It’s never easy to plan after a debacle. For political parties, such luxuries don’t exist, especially in times of 24x7 media scrutiny, which in India can be partisan, motivated and spiteful — aimed at pleasing the winner.
The transition to normality is likely to be painful, with difficult questions cropping up and adherents and allies turning vindictive. A blast from NCP’s Majeed Memon on Friday — in which he put the entire blame on the Congress for the defeat in Maharashtra — was a disproportionate response calculated to duck one’s own share of blame, but the Congress should avoid getting drawn into a squabble. It has an all-India ideology and interests, unlike the NCP.

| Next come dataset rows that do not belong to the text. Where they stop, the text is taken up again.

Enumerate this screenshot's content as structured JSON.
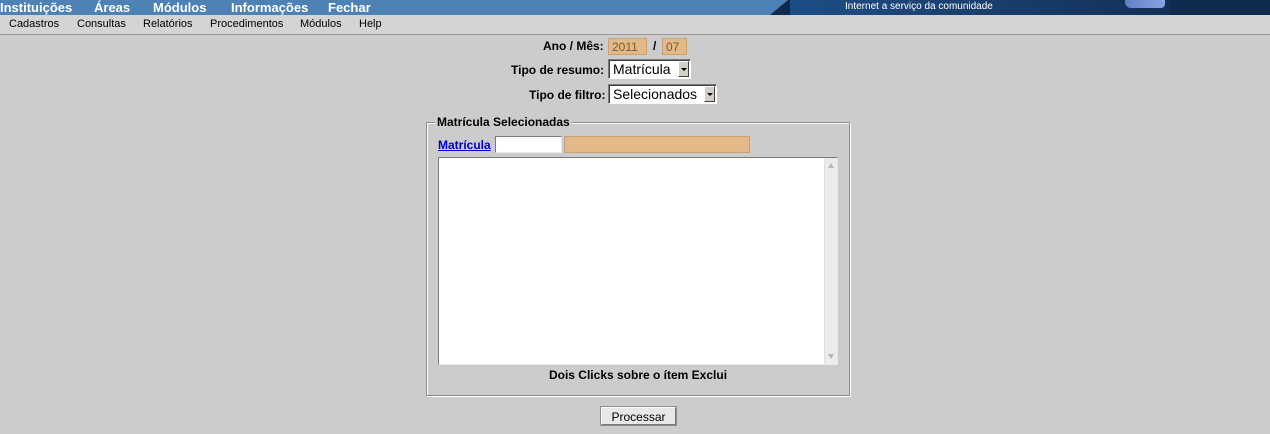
{
  "top_menu": {
    "items": [
      "Instituições",
      "Áreas",
      "Módulos",
      "Informações",
      "Fechar"
    ],
    "tagline": "Internet a serviço da comunidade"
  },
  "sub_menu": {
    "items": [
      "Cadastros",
      "Consultas",
      "Relatórios",
      "Procedimentos",
      "Módulos",
      "Help"
    ]
  },
  "form": {
    "ano_mes_label": "Ano / Mês:",
    "ano_value": "2011",
    "separator": "/",
    "mes_value": "07",
    "tipo_resumo_label": "Tipo de resumo:",
    "tipo_resumo_selected": "Matrícula",
    "tipo_filtro_label": "Tipo de filtro:",
    "tipo_filtro_selected": "Selecionados"
  },
  "panel": {
    "legend": "Matrícula Selecionadas",
    "link_label": "Matrícula",
    "matricula_value": "",
    "description_value": "",
    "list_items": [],
    "hint": "Dois Clicks sobre o ítem Exclui"
  },
  "actions": {
    "process_label": "Processar"
  },
  "colors": {
    "top_bar": "#4f82b4",
    "banner_dark": "#0e2a4d",
    "background": "#cccccc",
    "readonly_input": "#e3b98a",
    "link": "#0000cc"
  }
}
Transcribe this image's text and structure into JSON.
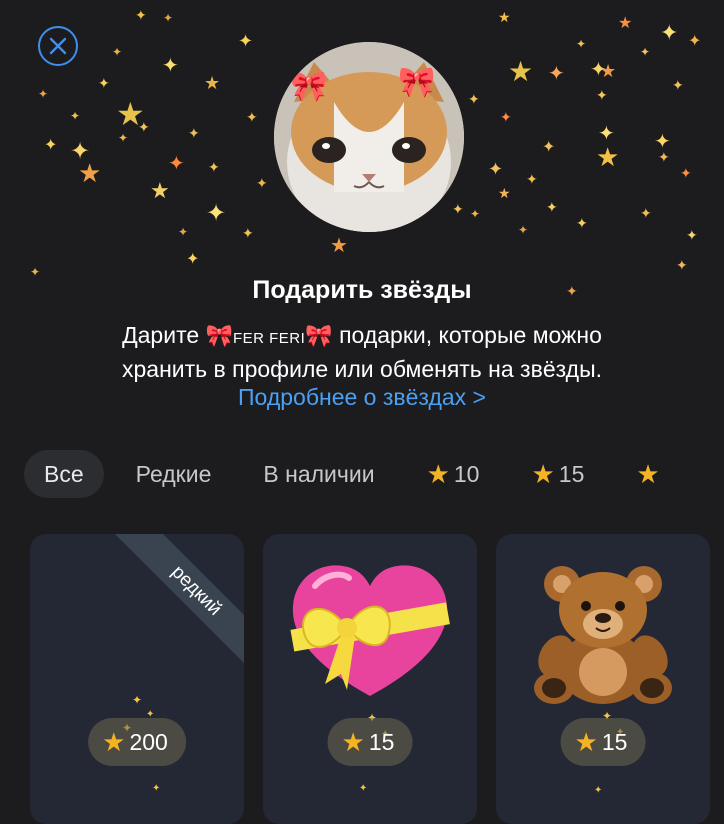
{
  "header": {
    "close_icon": "close-icon",
    "title": "Подарить звёзды",
    "desc_prefix": "Дарите ",
    "user_name": "FER FERI",
    "desc_suffix": " подарки, которые можно",
    "desc_line2": "хранить в профиле или обменять на звёзды.",
    "learn_more": "Подробнее о звёздах >"
  },
  "tabs": [
    {
      "label": "Все",
      "active": true
    },
    {
      "label": "Редкие"
    },
    {
      "label": "В наличии"
    },
    {
      "label": "10",
      "icon": "star-icon"
    },
    {
      "label": "15",
      "icon": "star-icon"
    }
  ],
  "gifts": [
    {
      "ribbon": "редкий",
      "price": "200",
      "image": "empty"
    },
    {
      "price": "15",
      "image": "heart-with-bow-icon"
    },
    {
      "price": "15",
      "image": "teddy-bear-icon"
    }
  ],
  "colors": {
    "background": "#1c1c1e",
    "card": "#232834",
    "accent": "#4aa0f2",
    "star": "#f4b324"
  }
}
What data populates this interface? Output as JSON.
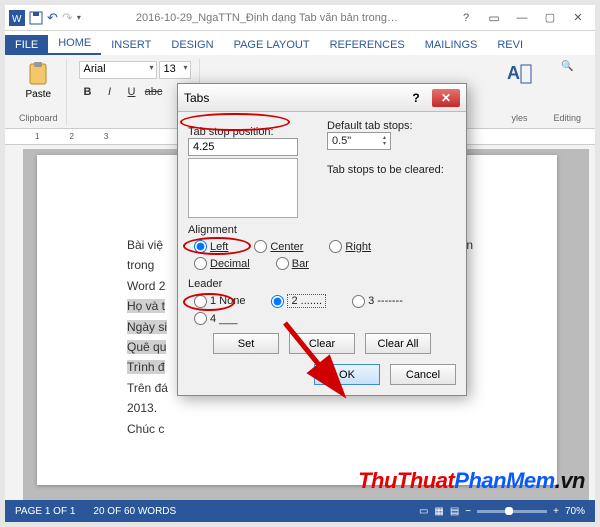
{
  "window": {
    "title": "2016-10-29_NgaTTN_Định dạng Tab văn bản trong…"
  },
  "ribbon_tabs": {
    "file": "FILE",
    "home": "HOME",
    "insert": "INSERT",
    "design": "DESIGN",
    "page_layout": "PAGE LAYOUT",
    "references": "REFERENCES",
    "mailings": "MAILINGS",
    "review": "REVI"
  },
  "ribbon": {
    "paste": "Paste",
    "clipboard_group": "Clipboard",
    "font_name": "Arial",
    "font_size": "13",
    "styles_group": "yles",
    "editing_group": "Editing"
  },
  "document": {
    "line1a": "Bài việ",
    "line1b": "n bản trong",
    "line2": "Word 2",
    "line3": "Họ và t",
    "line4": "Ngày si",
    "line5": "Quê qu",
    "line6": "Trình đ",
    "line7a": "Trên đá",
    "line7b": "ord 2013.",
    "line8": "Chúc c"
  },
  "dialog": {
    "title": "Tabs",
    "tab_stop_position_label": "Tab stop position:",
    "tab_stop_value": "4.25",
    "default_tab_stops_label": "Default tab stops:",
    "default_tab_value": "0.5\"",
    "to_be_cleared": "Tab stops to be cleared:",
    "alignment_label": "Alignment",
    "align": {
      "left": "Left",
      "center": "Center",
      "right": "Right",
      "decimal": "Decimal",
      "bar": "Bar"
    },
    "leader_label": "Leader",
    "leader": {
      "none": "1 None",
      "dots": "2 .......",
      "dashes": "3 -------",
      "under": "4 ___"
    },
    "set": "Set",
    "clear": "Clear",
    "clear_all": "Clear All",
    "ok": "OK",
    "cancel": "Cancel"
  },
  "status": {
    "page": "PAGE 1 OF 1",
    "words": "20 OF 60 WORDS",
    "zoom": "70%"
  },
  "watermark": {
    "p1": "ThuThuat",
    "p2": "PhanMem",
    "p3": ".vn"
  },
  "accent": "#2b579a"
}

The Congress’ foremost responsibility ought to be to take evasive action against the bouncers and googlies the BJP will bowl to it in the vulnerable states of Karnataka, Madhya Pradesh, Rajasthan and Chhattisgarh. The Congress did disgrace itself in these states, where it was in the saddle since last year. If any of these, won only last year, are lost to the BJP’s manipulations, the sting of the Lok Sabha defeat will be a lot worse.
The nationwide results have practically handed the BJP a monopoly over national power. If the principal Opposition party keels over in state Assemblies, any potential process toward constitutional authoritarianism could be hastened. This must be guarded against.

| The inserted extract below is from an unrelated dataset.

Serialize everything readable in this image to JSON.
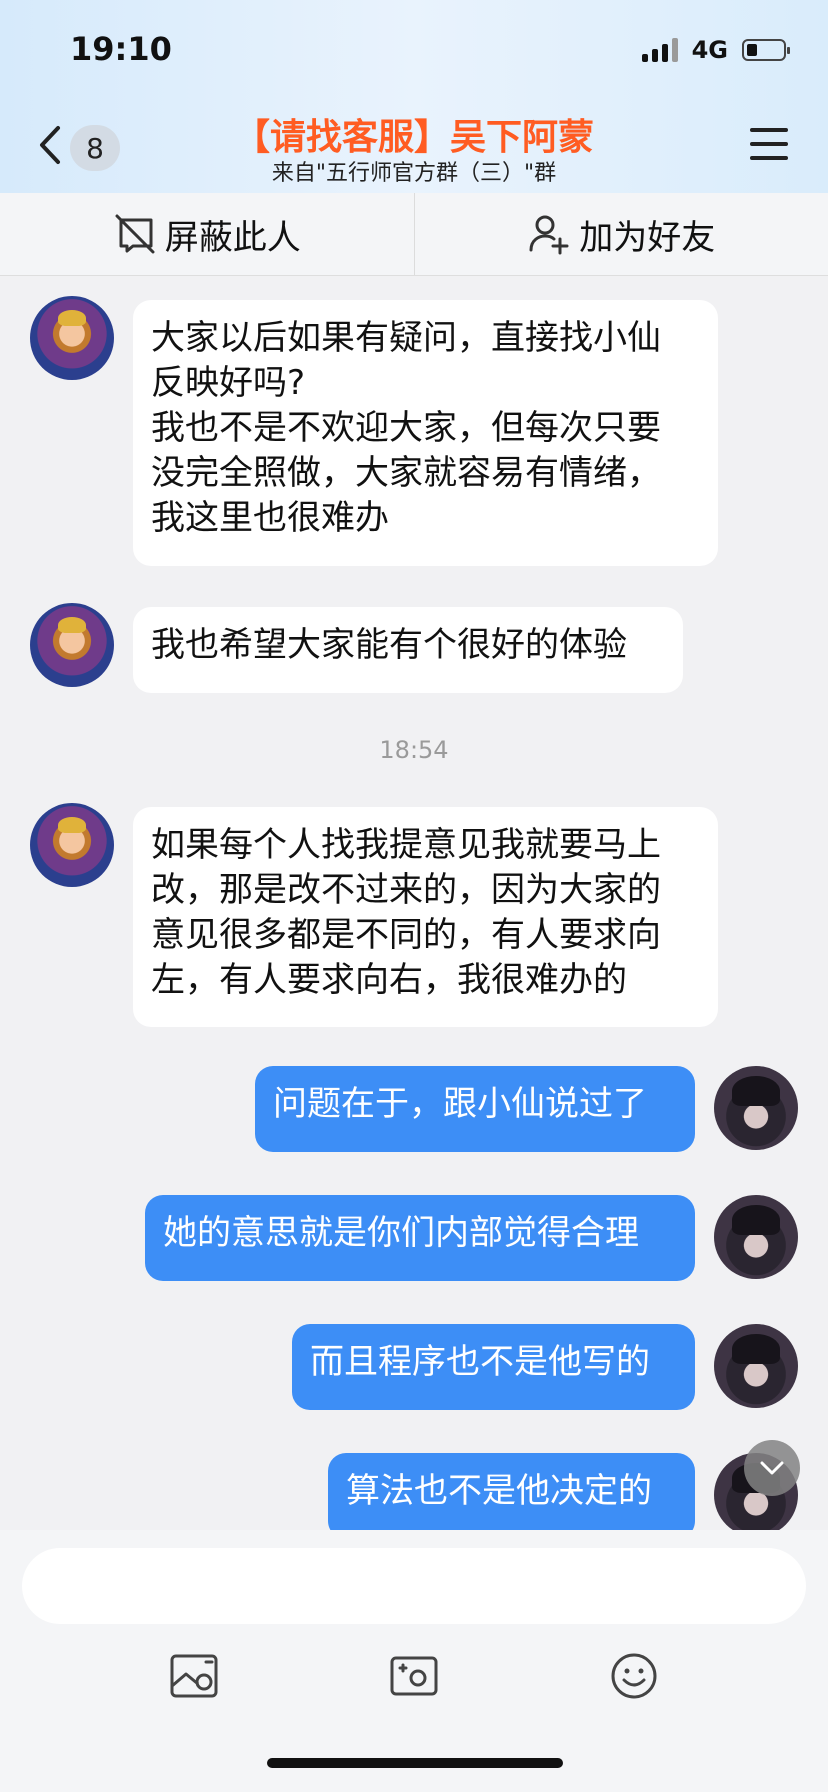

Although the Congress had only 44 seats in the last Lok Sabha, it did well as the national Opposition in the past two years. That is when it won a clutch of Assembly elections, and gave the BJP a fright.

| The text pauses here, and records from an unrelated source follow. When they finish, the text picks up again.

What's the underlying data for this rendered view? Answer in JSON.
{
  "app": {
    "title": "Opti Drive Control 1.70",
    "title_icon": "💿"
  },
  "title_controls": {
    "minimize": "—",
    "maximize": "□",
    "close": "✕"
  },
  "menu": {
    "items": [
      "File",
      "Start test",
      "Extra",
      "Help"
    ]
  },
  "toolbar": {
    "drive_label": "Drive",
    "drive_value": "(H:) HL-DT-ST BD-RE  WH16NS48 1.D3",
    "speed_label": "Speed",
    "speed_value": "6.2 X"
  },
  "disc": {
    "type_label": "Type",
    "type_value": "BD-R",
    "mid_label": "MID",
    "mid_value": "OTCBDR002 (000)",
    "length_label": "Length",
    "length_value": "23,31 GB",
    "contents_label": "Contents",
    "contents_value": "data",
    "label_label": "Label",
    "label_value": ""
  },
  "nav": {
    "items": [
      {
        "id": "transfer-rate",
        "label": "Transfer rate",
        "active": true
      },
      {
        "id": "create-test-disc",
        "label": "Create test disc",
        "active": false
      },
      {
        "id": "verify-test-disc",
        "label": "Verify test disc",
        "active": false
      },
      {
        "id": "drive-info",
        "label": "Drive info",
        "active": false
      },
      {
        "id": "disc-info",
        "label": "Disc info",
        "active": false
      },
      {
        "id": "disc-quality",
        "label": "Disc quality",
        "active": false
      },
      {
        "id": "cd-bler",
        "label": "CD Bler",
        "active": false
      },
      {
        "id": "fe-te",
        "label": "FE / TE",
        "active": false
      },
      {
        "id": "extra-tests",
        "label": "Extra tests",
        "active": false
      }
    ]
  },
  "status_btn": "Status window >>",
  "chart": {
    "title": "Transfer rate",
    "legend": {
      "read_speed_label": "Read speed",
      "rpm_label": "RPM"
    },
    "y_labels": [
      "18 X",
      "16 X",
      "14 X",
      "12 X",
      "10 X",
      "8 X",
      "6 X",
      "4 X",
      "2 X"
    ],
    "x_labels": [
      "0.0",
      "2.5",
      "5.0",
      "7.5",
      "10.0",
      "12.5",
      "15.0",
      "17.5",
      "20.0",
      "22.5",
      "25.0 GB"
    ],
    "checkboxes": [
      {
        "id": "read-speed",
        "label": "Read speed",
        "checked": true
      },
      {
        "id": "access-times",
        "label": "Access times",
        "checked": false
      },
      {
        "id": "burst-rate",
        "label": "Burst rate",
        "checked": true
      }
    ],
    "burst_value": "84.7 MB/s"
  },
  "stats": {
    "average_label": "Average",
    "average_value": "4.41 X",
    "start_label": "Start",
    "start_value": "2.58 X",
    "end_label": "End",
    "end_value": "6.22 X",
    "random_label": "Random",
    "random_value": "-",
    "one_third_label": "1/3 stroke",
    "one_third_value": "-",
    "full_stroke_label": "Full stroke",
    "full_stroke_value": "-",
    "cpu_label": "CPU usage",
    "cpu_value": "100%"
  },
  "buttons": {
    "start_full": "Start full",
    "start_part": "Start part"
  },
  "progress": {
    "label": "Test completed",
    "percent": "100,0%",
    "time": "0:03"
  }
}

It is evident the Congress couldn’t keep up the pressure in these states as it lacked grit, and in Karnataka failed to act against party factions that made trouble for ally JD(S). Now is the time for urgent action. The matter is crucial for self-preservation.
For starters, this means no factional bickering, the Congress’ age-old problem. When the Congress Working Committee meets, this issue should be the priority. The Congress has lost two consecutive Lok Sabha polls in 1996 and 1998, and bounced back in 2004 to rule for 10 years. But life was easier then as the BJP, its main adversary, was not a well consolidated entity on the national stage. That phase is over and the party of the Modi-Shah combine is a very different kettle of fish which is getting ready to unleash its own expansion plans.
The Congress does not need an “introspection” camp. For this party, that word is a long-running joke. It’s best to stick to common sense, rather than pass lofty, bogus resolutions. To take moral responsibility, Rahul Gandhi should offer to resign as party chief and mean it too. But the party should let him carry on. The party has no better or more energetic leader.